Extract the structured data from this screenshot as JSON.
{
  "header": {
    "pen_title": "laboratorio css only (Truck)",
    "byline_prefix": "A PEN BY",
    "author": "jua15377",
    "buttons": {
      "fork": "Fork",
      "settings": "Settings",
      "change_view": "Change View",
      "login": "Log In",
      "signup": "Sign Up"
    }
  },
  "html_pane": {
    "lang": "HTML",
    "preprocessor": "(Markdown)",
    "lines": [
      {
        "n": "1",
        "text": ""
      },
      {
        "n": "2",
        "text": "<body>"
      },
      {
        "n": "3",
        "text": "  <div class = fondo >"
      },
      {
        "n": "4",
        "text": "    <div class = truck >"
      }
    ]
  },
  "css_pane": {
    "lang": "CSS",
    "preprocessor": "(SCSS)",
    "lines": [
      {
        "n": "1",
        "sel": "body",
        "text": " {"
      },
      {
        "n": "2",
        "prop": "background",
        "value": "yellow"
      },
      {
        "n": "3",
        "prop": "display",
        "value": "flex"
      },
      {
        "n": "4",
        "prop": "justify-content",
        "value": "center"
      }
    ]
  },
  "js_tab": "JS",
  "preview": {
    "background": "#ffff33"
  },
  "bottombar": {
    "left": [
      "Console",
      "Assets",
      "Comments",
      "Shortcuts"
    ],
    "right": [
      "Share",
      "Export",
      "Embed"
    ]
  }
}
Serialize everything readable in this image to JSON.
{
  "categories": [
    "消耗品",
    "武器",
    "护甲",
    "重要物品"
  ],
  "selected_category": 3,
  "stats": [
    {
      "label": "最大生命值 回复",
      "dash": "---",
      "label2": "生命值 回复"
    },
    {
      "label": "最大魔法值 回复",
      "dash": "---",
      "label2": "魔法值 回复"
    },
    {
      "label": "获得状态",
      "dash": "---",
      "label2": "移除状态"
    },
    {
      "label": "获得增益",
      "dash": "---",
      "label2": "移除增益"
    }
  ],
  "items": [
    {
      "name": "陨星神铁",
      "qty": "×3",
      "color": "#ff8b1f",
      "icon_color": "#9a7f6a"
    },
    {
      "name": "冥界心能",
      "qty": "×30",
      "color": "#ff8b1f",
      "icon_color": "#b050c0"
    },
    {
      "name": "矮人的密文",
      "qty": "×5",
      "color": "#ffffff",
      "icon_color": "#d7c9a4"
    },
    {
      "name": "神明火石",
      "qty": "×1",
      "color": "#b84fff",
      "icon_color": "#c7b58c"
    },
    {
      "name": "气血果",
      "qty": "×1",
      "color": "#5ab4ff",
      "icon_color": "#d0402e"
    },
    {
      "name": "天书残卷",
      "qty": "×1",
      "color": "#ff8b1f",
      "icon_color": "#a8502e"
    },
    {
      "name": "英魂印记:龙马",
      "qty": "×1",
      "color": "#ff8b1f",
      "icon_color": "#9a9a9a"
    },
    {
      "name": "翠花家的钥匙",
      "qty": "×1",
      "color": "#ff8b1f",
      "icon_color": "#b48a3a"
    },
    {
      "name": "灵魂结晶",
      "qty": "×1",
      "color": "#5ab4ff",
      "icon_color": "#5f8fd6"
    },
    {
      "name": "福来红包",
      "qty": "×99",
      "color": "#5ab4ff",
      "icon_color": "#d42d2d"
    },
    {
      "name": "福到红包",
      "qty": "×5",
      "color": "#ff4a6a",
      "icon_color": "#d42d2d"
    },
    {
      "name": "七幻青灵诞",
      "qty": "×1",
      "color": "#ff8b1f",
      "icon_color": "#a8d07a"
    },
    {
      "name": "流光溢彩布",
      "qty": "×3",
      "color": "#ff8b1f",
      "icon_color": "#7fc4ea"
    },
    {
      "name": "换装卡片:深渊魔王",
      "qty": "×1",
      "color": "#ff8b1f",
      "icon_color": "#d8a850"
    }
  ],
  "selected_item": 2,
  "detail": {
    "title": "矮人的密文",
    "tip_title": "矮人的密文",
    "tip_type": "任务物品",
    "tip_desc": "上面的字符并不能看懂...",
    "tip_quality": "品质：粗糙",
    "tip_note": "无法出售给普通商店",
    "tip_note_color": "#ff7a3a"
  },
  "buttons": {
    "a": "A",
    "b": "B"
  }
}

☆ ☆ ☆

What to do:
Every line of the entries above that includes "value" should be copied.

Answer to the exercise:
        "value": "yellow"
        "value": "flex"
        "value": "center"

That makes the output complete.